So far, everyone is saying the right things.

Ibaka, via Josh Robbins of the Orlando Sentinel:

“I’m looking to stay here to play forever — for [as] many, many years as possible,” Serge Ibaka said during the Magic’s media day.

“I’m not really worried about my contract year or my long-term,” Ibaka said.

“One of the things I learned playing on a good team is when the team wins, when you make the playoffs, everybody looks good. So that’s what will be my focus right now, because if we win and make the playoffs, everything will take care of itself.”

Magic general manager Rob Hennigan, via Robbins:

“We certainly traded for Serge thinking long-term, and that’s our expectation,” Magic general manager Rob Hennigan said.

I’d be surprised if the Magic and Ibaka didn’t discuss the parameters of his next contract, with the Thunder’s permission, before making the trade. But the Collective Bargaining Agreement prevents any binding unofficial arrangements, so nothing is set in stone.

Ibaka is already talking about making the playoffs, and that would go a long way toward convincing him to stay in Orlando. But what if the Magic miss the postseason, a distinct possibility? How keen will Ibaka be on returning then?

He’ll have other suitors – unless he has a down year. Then, how badly will Orlando want him back?

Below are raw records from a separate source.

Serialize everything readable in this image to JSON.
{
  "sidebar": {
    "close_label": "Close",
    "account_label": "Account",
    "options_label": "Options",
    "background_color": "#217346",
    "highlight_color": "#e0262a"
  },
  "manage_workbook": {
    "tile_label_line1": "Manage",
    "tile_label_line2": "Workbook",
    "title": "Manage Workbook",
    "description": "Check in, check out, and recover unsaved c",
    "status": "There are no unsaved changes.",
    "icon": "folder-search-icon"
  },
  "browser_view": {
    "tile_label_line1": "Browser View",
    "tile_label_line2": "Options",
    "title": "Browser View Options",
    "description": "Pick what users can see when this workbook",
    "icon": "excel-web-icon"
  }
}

That Ibaka and the Magic are entering the season with the stated intention of a long-term arrangement means something. But it means only so much.